That’s right, that animal that was just thought of as quite literally a work horse is adept at understanding you, maybe even more than yourself.
This ability is said to be on par with that of a domestic dog and, in much the same way as a dog, they will respond to the emotions of people they like.
In fact, horses become very personable when you are not having a good time and will often force or demand cuddles on those that are upset and avoid angry or people in a mood at all costs, even walking in a wide arc away from them.
However, emotional intelligence in horses may beat out that of dogs, horses have even been shown to recognize the emotions of someone in a photograph and respond in kind. This skill is something that I’m not sure dogs – or even I – could do.
Horses are able to communicate with us quite well, in fact. After a few repetitions, horses were found to be able to make associations and communicate with their handlers in a way the handlers can understand.
In one case, the horses were taught that touching a coat with their muzzle meant they were cold and that they wanted to wear the coat.
This was done for 23 horses in a stable. For the next year, these horses were monitored and every time it got cold or wet, the horses came up and asked for a coat by touching their muzzle to the material. When it was hot or sunny, not one horse asked for a coat.
This communicative ability may not be on par with dogs, or it may well be but because of a horse’s temperamental nature, they choose to ignore commands.
We may never know, but what we do know is that their ability to understand their riders’ directions is a lot less to do with instinct and more so with intellect.
Exceptional Visual And Auditory Recognition Skills
We already spoke about how horses can recognize emotions in people, but their recognition ability goes far beyond that.
There is always the story of horses going up to the same person who always has a carrot, when in actuality horses would probably still go to that person even if they didn’t have a carrot.
This is because horses can recognize us. They know our faces and smells, which means that if you have a horse that likes you, and you are in the vicinity it will probably make its way towards you, just because it enjoys being around you.
The more time you spend with a horse, the more likely it’ll recognize you and this memory of who you are can last years.
However, that is not the most impressive skill that horses have for knowing their favorite people. They actually have a skill that some people struggle with. Horses can identify you, just from your voice.
That’s right, a horse that can’t understand human language or speech patterns knows exactly who you are just from how you sound.
Recent studies have shown that horses are able to match voices to the faces of people they know very quickly, normally only a few seconds.

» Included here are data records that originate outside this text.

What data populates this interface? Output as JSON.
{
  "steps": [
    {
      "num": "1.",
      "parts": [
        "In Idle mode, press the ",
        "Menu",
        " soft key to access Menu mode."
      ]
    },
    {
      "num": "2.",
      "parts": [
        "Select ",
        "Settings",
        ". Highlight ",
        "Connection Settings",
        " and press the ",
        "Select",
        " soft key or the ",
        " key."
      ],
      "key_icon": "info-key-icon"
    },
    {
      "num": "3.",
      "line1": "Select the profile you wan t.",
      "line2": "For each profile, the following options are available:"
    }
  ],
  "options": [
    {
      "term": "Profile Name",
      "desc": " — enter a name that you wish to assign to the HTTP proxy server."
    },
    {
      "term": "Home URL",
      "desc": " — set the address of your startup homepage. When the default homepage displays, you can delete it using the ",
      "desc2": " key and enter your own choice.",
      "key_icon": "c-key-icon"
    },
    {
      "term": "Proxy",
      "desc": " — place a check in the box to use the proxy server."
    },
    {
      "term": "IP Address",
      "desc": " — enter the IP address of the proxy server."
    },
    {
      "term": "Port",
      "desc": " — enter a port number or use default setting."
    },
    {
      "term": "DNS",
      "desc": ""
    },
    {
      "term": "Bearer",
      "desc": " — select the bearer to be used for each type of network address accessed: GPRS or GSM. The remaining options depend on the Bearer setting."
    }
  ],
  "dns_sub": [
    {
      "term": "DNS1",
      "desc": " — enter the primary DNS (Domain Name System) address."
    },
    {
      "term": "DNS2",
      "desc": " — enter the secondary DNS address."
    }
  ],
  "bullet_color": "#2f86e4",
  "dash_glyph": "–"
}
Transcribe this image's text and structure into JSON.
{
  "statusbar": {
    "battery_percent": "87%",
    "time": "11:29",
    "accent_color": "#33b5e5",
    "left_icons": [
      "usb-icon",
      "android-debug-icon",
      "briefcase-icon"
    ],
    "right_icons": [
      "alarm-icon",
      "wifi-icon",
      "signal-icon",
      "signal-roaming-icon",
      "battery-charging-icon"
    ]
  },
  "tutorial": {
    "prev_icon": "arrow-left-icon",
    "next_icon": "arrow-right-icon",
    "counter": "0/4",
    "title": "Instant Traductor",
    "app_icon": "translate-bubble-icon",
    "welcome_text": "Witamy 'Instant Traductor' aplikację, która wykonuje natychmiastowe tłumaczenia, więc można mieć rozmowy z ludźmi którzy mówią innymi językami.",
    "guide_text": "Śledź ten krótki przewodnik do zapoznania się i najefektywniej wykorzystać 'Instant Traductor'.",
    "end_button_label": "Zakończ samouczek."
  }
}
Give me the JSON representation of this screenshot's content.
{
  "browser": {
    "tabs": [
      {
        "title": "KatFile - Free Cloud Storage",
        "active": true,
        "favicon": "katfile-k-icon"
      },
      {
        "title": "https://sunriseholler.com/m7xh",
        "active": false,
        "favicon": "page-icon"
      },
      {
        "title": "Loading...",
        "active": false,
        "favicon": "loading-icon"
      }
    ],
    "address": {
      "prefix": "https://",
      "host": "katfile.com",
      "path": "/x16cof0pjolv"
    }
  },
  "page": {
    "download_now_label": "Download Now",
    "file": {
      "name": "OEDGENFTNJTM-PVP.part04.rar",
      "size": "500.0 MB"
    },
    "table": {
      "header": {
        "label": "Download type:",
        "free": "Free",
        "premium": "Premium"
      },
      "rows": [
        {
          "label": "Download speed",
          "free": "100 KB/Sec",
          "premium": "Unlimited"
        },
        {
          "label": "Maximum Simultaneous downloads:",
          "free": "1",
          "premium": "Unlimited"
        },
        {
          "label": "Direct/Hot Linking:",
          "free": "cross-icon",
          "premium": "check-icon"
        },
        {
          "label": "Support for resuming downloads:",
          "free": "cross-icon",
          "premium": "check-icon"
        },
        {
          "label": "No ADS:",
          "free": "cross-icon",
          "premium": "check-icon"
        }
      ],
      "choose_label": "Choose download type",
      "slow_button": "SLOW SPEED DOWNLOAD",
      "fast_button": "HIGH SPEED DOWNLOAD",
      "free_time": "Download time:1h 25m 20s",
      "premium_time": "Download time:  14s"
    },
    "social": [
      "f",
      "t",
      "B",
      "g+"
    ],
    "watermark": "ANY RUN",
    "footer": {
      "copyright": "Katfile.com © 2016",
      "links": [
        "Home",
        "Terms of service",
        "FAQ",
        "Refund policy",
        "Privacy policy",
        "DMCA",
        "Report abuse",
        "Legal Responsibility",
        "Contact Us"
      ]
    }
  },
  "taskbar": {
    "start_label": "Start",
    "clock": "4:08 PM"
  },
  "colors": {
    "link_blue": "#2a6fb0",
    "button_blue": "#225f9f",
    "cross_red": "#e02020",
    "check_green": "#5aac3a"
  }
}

This skill probably developed because they are herd animals, and it makes it easier to identify your herd over others, but it is still impressive.
In Comparison To Other Creature’s Intellect, Where Do Horses Sit?

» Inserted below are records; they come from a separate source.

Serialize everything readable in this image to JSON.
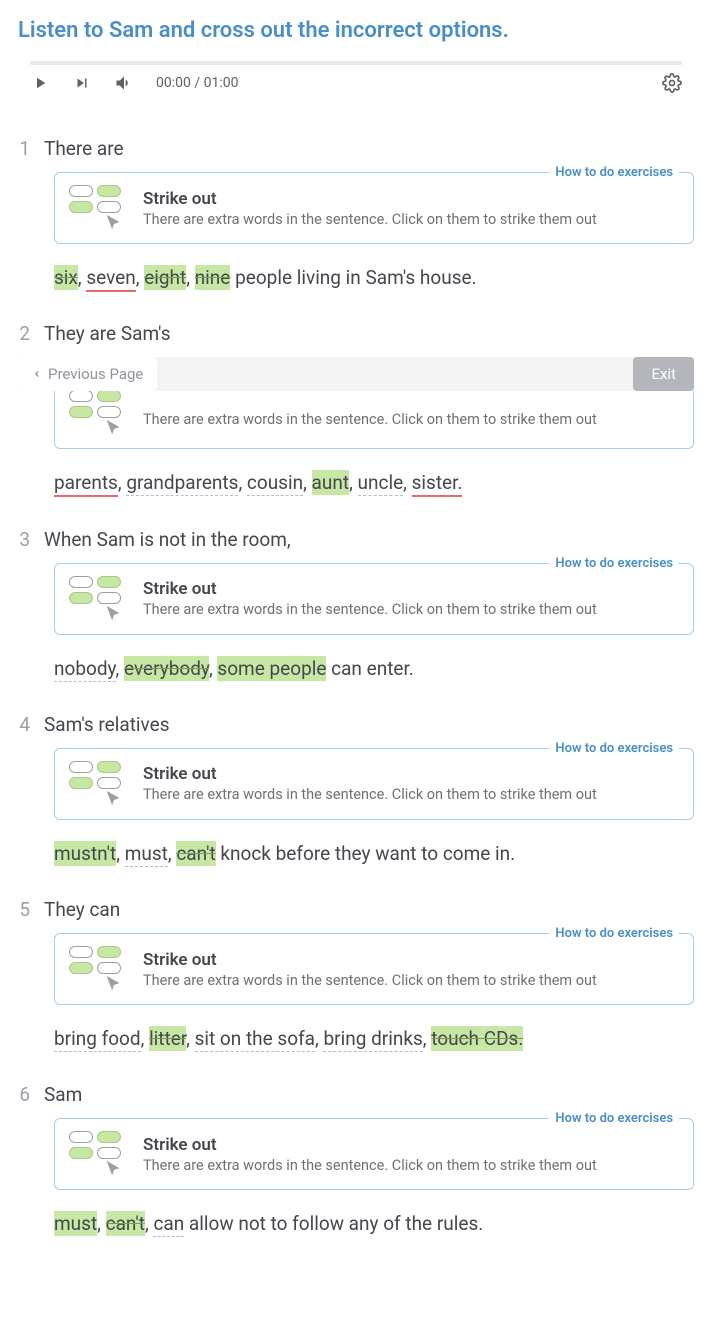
{
  "title": "Listen to Sam and cross out the incorrect options.",
  "audio": {
    "current": "00:00",
    "total": "01:00"
  },
  "nav": {
    "prev": "Previous Page",
    "exit": "Exit"
  },
  "hint": {
    "link": "How to do exercises",
    "heading": "Strike out",
    "desc": "There are extra words in the sentence. Click on them to strike them out"
  },
  "items": [
    {
      "num": "1",
      "lead": "There are",
      "tokens": [
        {
          "text": "six",
          "cls": "struck"
        },
        {
          "text": ", ",
          "sep": true
        },
        {
          "text": "seven",
          "cls": "wrong"
        },
        {
          "text": ", ",
          "sep": true
        },
        {
          "text": "eight",
          "cls": "struck"
        },
        {
          "text": ", ",
          "sep": true
        },
        {
          "text": "nine",
          "cls": "struck"
        },
        {
          "text": "  people living in Sam's house.",
          "sep": true
        }
      ],
      "fullHint": true
    },
    {
      "num": "2",
      "lead": "They are Sam's",
      "tokens": [
        {
          "text": "parents",
          "cls": "wrong"
        },
        {
          "text": ", ",
          "sep": true
        },
        {
          "text": "grandparents",
          "cls": "dash"
        },
        {
          "text": ", ",
          "sep": true
        },
        {
          "text": "cousin",
          "cls": "dash"
        },
        {
          "text": ", ",
          "sep": true
        },
        {
          "text": "aunt",
          "cls": "hl-green"
        },
        {
          "text": ", ",
          "sep": true
        },
        {
          "text": "uncle",
          "cls": "dash"
        },
        {
          "text": ", ",
          "sep": true
        },
        {
          "text": "sister.",
          "cls": "wrong"
        }
      ],
      "partialHint": true
    },
    {
      "num": "3",
      "lead": "When Sam is not in the room,",
      "tokens": [
        {
          "text": "nobody",
          "cls": "dash"
        },
        {
          "text": ", ",
          "sep": true
        },
        {
          "text": "everybody",
          "cls": "struck"
        },
        {
          "text": ", ",
          "sep": true
        },
        {
          "text": "some people",
          "cls": "hl-green"
        },
        {
          "text": "  can enter.",
          "sep": true
        }
      ],
      "fullHint": true
    },
    {
      "num": "4",
      "lead": "Sam's relatives",
      "tokens": [
        {
          "text": "mustn't",
          "cls": "hl-green"
        },
        {
          "text": ", ",
          "sep": true
        },
        {
          "text": "must",
          "cls": "dash"
        },
        {
          "text": ", ",
          "sep": true
        },
        {
          "text": "can't",
          "cls": "struck"
        },
        {
          "text": "  knock before they want to come in.",
          "sep": true
        }
      ],
      "fullHint": true
    },
    {
      "num": "5",
      "lead": "They can",
      "tokens": [
        {
          "text": "bring food",
          "cls": "dash"
        },
        {
          "text": ", ",
          "sep": true
        },
        {
          "text": "litter",
          "cls": "struck"
        },
        {
          "text": ", ",
          "sep": true
        },
        {
          "text": "sit on the sofa",
          "cls": "dash"
        },
        {
          "text": ", ",
          "sep": true
        },
        {
          "text": "bring drinks",
          "cls": "dash"
        },
        {
          "text": ", ",
          "sep": true
        },
        {
          "text": "touch CDs.",
          "cls": "struck"
        }
      ],
      "fullHint": true
    },
    {
      "num": "6",
      "lead": "Sam",
      "tokens": [
        {
          "text": "must",
          "cls": "hl-green"
        },
        {
          "text": ", ",
          "sep": true
        },
        {
          "text": "can't",
          "cls": "struck"
        },
        {
          "text": ", ",
          "sep": true
        },
        {
          "text": "can",
          "cls": "dash"
        },
        {
          "text": "  allow not to follow any of the rules.",
          "sep": true
        }
      ],
      "fullHint": true
    }
  ]
}
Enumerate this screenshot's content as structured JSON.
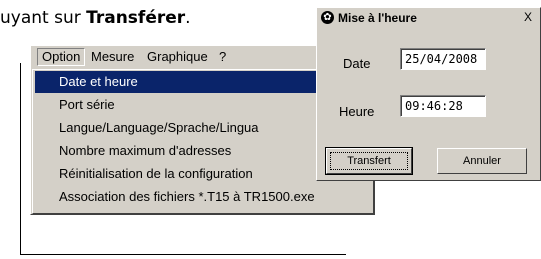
{
  "document": {
    "text_prefix": "uyant sur ",
    "text_bold": "Transférer",
    "text_suffix": "."
  },
  "menubar": {
    "items": [
      "Option",
      "Mesure",
      "Graphique",
      "?"
    ]
  },
  "dropdown": {
    "items": [
      "Date et heure",
      "Port série",
      "Langue/Language/Sprache/Lingua",
      "Nombre maximum d'adresses",
      "Réinitialisation de la configuration",
      "Association des fichiers *.T15 à TR1500.exe"
    ],
    "highlighted_index": 0
  },
  "dialog": {
    "title": "Mise à l'heure",
    "close_label": "X",
    "date_label": "Date",
    "date_value": "25/04/2008",
    "time_label": "Heure",
    "time_value": "09:46:28",
    "transfer_button": "Transfert",
    "cancel_button": "Annuler"
  },
  "colors": {
    "highlight": "#0a246a",
    "face": "#d4d0c8"
  }
}
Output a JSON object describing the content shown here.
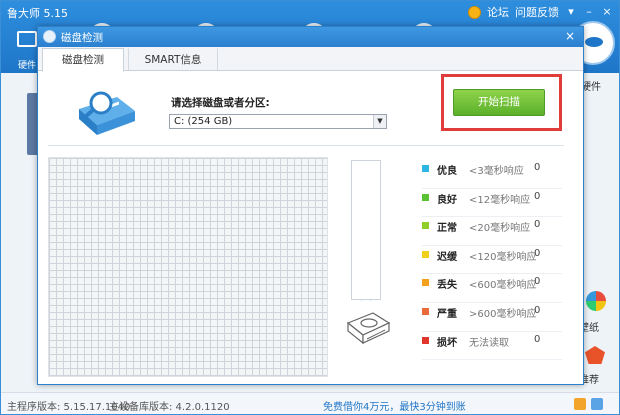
{
  "app": {
    "title": "鲁大师 5.15",
    "top_links": {
      "forum": "论坛",
      "feedback": "问题反馈"
    },
    "left_tab_label": "硬件",
    "right_side": {
      "hardware_label": "硬件",
      "wallpaper_label": "壁纸",
      "recommend_label": "推荐"
    },
    "status_bar": {
      "program_version": "主程序版本: 5.15.17.1040",
      "db_version": "主设备库版本: 4.2.0.1120",
      "promo": "免费借你4万元，最快3分钟到账"
    }
  },
  "dialog": {
    "title": "磁盘检测",
    "close_glyph": "×",
    "tabs": [
      {
        "label": "磁盘检测",
        "active": true
      },
      {
        "label": "SMART信息",
        "active": false
      }
    ],
    "select_label": "请选择磁盘或者分区:",
    "selected_disk": "C:  (254 GB)",
    "scan_button_label": "开始扫描",
    "highlight_color": "#e03c3c",
    "progress_fraction": 0,
    "legend": [
      {
        "name": "优良",
        "desc": "<3毫秒响应",
        "count": "0",
        "color": "#2db6e3"
      },
      {
        "name": "良好",
        "desc": "<12毫秒响应",
        "count": "0",
        "color": "#5bc236"
      },
      {
        "name": "正常",
        "desc": "<20毫秒响应",
        "count": "0",
        "color": "#8fcf2a"
      },
      {
        "name": "迟缓",
        "desc": "<120毫秒响应",
        "count": "0",
        "color": "#f1d01b"
      },
      {
        "name": "丢失",
        "desc": "<600毫秒响应",
        "count": "0",
        "color": "#f3a01c"
      },
      {
        "name": "严重",
        "desc": ">600毫秒响应",
        "count": "0",
        "color": "#ea6a3a"
      },
      {
        "name": "损坏",
        "desc": "无法读取",
        "count": "0",
        "color": "#e0362c"
      }
    ]
  },
  "icons": {
    "app_icon": "disk-check-icon",
    "disk_illustration": "magnifier-disk-icon",
    "hdd_icon": "hard-drive-icon",
    "close": "close-icon"
  }
}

As stated earlier, we use predators and close companion animals as indicators of animal intelligence most of the time, so this is a little tricky to answer. However, if we do some comparisons using human intellect, it may give a very rough picture of where horses sit.

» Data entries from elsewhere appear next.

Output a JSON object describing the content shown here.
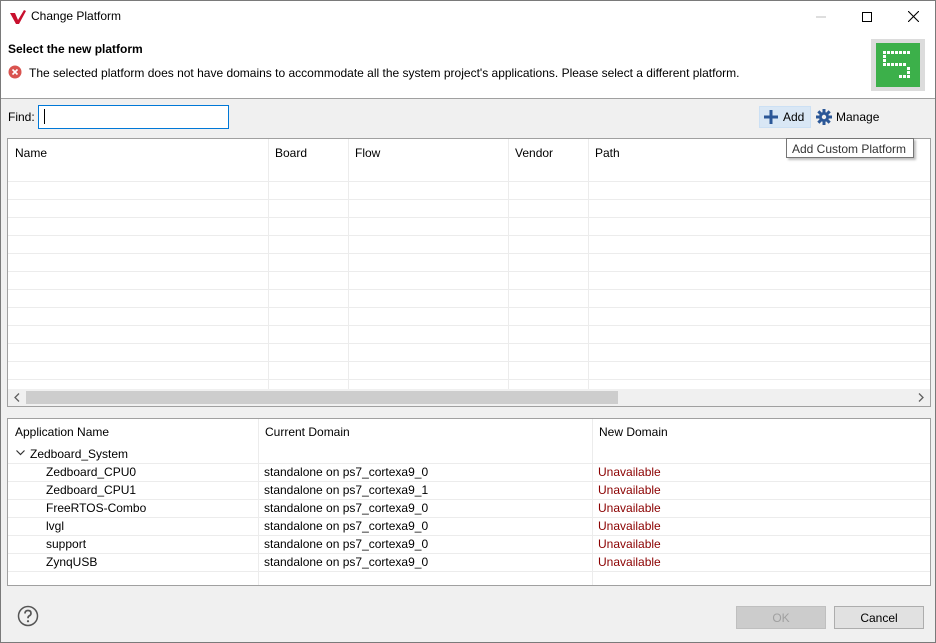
{
  "window": {
    "title": "Change Platform",
    "icons": {
      "app": "vivado-logo-icon",
      "minimize": "minimize-icon",
      "maximize": "maximize-icon",
      "close": "close-icon"
    }
  },
  "header": {
    "title": "Select the new platform",
    "error_message": "The selected platform does not have domains to accommodate all the system project's applications. Please select a different platform.",
    "error_icon": "error-icon",
    "banner_icon": "platform-banner-icon"
  },
  "find": {
    "label": "Find:",
    "value": "",
    "placeholder": ""
  },
  "toolbar": {
    "add_label": "Add",
    "add_icon": "plus-icon",
    "manage_label": "Manage",
    "manage_icon": "gear-icon",
    "tooltip": "Add Custom Platform"
  },
  "platform_table": {
    "columns": [
      "Name",
      "Board",
      "Flow",
      "Vendor",
      "Path"
    ],
    "rows": []
  },
  "app_table": {
    "columns": [
      "Application Name",
      "Current Domain",
      "New Domain"
    ],
    "group": "Zedboard_System",
    "rows": [
      {
        "name": "Zedboard_CPU0",
        "current": "standalone on ps7_cortexa9_0",
        "new": "Unavailable"
      },
      {
        "name": "Zedboard_CPU1",
        "current": "standalone on ps7_cortexa9_1",
        "new": "Unavailable"
      },
      {
        "name": "FreeRTOS-Combo",
        "current": "standalone on ps7_cortexa9_0",
        "new": "Unavailable"
      },
      {
        "name": "lvgl",
        "current": "standalone on ps7_cortexa9_0",
        "new": "Unavailable"
      },
      {
        "name": "support",
        "current": "standalone on ps7_cortexa9_0",
        "new": "Unavailable"
      },
      {
        "name": "ZynqUSB",
        "current": "standalone on ps7_cortexa9_0",
        "new": "Unavailable"
      }
    ]
  },
  "footer": {
    "ok_label": "OK",
    "cancel_label": "Cancel",
    "help_icon": "help-icon"
  },
  "colors": {
    "unavailable": "#8b0000",
    "focus": "#0078d7",
    "banner_green": "#3cb04a"
  }
}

A cat’s intelligence is roughly the same as that of a 2-year-old child and a dog’s is about that of a 3 to 5-year-old child.
A horse’s intelligence has been compared to a 3-year-old child, making it quite clever among the animals. As such, we can kind of place it squarely in between a cats and a dog’s intelligence with the potential for it to be higher.
I believe with more studies taking place in the future that maybe this could change, but for now it is in the middle.
Horses are among the most intelligent animals, to say otherwise would be to give false information. We may not think or understand their intelligence as well as other animals, and they may not care to show us their intellect, but that does not make them stupid.
In the future, we will hopefully examine horse intelligence more closely and come to a more concrete conclusion, but for now we can simply marvel at these wonderful, smart, and beautiful creatures who have remained our companions for thousands of years.